What you should do: Copy out every line of the data that has the word "this" somewhere in it.

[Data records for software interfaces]
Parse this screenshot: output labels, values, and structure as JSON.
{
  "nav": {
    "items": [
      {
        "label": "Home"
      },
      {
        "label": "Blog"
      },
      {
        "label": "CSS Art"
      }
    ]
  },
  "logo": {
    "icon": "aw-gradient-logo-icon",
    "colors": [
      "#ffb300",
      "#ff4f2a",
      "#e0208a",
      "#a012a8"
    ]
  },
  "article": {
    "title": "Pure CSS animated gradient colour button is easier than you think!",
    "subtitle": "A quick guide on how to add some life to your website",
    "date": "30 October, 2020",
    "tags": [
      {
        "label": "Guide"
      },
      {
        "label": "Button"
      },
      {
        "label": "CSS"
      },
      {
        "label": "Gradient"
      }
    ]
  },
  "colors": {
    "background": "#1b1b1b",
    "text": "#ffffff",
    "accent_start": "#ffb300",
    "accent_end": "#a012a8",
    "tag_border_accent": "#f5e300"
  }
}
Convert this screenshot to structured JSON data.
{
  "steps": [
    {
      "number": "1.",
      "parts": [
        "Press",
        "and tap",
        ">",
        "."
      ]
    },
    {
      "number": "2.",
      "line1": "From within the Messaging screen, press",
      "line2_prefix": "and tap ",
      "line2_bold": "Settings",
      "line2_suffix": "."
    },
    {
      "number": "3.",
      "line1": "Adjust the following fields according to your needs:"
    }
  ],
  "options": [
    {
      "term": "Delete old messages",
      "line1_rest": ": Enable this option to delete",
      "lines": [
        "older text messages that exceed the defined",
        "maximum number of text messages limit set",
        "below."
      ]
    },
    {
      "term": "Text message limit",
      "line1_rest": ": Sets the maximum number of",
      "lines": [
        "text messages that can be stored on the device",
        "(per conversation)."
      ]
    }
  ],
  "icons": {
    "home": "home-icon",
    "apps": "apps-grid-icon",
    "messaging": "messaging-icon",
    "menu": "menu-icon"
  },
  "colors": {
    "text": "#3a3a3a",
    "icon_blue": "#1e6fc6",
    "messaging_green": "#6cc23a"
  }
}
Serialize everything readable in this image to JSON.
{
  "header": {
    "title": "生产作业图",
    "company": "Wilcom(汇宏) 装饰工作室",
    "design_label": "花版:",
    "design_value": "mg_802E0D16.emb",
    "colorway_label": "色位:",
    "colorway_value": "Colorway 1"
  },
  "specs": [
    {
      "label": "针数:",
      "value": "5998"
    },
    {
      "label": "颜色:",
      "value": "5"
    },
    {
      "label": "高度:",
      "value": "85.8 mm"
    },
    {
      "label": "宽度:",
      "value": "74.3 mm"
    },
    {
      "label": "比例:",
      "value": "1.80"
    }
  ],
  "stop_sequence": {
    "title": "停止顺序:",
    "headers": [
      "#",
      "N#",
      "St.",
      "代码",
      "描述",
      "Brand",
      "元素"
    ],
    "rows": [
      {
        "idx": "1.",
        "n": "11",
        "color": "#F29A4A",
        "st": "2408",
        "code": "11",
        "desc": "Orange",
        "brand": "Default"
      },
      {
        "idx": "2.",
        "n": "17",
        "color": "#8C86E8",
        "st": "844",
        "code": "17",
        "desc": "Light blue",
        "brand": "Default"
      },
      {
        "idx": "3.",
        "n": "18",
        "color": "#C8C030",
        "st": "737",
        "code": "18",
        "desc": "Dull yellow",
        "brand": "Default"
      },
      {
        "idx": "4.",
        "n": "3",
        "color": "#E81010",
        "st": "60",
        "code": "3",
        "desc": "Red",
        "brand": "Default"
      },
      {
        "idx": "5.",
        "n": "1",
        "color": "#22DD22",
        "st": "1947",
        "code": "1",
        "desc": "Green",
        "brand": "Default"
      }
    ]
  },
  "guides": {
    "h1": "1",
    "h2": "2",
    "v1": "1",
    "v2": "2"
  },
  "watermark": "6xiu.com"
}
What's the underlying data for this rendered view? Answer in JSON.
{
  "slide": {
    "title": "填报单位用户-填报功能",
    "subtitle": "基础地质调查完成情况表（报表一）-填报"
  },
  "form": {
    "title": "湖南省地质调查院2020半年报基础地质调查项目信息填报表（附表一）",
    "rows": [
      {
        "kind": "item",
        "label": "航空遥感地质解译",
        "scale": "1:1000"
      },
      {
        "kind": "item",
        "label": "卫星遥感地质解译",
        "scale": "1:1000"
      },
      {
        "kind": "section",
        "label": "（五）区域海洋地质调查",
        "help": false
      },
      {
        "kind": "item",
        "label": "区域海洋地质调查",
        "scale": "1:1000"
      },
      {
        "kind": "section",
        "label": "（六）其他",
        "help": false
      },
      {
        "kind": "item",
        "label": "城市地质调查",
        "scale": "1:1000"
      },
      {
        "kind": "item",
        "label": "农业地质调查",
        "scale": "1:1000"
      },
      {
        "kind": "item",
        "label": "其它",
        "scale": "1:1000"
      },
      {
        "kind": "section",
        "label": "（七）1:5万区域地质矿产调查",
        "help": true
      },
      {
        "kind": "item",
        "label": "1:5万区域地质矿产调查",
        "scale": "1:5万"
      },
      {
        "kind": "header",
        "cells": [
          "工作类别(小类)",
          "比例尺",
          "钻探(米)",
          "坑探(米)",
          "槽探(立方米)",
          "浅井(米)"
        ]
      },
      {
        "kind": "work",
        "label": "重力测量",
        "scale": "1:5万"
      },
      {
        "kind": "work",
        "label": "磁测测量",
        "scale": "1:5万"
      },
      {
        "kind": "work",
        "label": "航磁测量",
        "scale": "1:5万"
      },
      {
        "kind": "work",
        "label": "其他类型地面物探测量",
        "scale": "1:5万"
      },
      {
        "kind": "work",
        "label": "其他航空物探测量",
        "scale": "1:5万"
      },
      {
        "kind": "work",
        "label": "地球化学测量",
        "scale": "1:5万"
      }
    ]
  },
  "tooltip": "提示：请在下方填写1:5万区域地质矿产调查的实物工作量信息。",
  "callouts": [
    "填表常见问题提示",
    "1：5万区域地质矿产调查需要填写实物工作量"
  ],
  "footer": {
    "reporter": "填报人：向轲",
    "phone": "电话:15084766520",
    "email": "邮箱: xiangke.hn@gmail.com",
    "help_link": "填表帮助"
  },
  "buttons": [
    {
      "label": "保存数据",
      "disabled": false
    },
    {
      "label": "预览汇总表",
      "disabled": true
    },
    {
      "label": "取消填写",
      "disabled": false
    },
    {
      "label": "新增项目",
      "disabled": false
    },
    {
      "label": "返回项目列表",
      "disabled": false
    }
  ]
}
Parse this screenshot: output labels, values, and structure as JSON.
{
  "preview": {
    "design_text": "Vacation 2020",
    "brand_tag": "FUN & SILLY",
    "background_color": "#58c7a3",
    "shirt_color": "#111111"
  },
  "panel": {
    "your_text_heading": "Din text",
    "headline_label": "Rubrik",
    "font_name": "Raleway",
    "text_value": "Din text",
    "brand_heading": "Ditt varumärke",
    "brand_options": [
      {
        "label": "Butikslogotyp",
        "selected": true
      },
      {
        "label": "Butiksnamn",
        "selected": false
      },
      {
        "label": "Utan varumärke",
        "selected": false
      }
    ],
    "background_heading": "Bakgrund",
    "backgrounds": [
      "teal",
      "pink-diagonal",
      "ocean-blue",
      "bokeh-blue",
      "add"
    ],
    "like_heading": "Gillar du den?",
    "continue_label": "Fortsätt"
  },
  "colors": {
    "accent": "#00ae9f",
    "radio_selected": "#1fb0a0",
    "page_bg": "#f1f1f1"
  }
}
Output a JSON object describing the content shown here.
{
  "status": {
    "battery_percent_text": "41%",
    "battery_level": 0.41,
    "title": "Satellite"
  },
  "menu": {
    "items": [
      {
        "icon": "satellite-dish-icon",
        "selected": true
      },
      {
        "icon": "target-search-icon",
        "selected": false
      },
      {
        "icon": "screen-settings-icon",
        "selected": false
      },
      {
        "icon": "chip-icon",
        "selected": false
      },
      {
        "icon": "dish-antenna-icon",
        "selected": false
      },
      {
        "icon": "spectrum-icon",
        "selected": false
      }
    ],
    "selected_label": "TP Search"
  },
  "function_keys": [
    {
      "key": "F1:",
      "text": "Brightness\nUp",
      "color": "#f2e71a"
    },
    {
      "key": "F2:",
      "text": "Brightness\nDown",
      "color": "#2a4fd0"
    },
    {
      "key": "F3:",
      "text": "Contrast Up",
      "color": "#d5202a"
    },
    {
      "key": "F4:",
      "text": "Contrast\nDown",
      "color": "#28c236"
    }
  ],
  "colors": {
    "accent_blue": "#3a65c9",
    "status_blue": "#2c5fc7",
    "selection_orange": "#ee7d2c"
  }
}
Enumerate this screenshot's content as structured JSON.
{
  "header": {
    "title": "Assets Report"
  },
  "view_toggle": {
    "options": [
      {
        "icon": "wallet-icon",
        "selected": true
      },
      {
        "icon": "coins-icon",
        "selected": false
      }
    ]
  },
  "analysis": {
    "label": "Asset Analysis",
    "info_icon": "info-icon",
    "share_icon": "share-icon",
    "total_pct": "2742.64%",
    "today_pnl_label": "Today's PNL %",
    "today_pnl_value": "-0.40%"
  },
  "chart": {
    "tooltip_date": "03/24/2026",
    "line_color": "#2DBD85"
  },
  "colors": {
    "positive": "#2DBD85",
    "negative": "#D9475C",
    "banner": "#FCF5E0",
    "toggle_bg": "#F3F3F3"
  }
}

Task answer:
Parse this screenshot: output labels, values, and structure as JSON.
Convert this screenshot to structured JSON data.
      "line1_rest": ": Enable this option to delete",
Serialize everything readable in this image to JSON.
What's the underlying data for this rendered view? Answer in JSON.
Parse this screenshot: output labels, values, and structure as JSON.
Enumerate this screenshot's content as structured JSON.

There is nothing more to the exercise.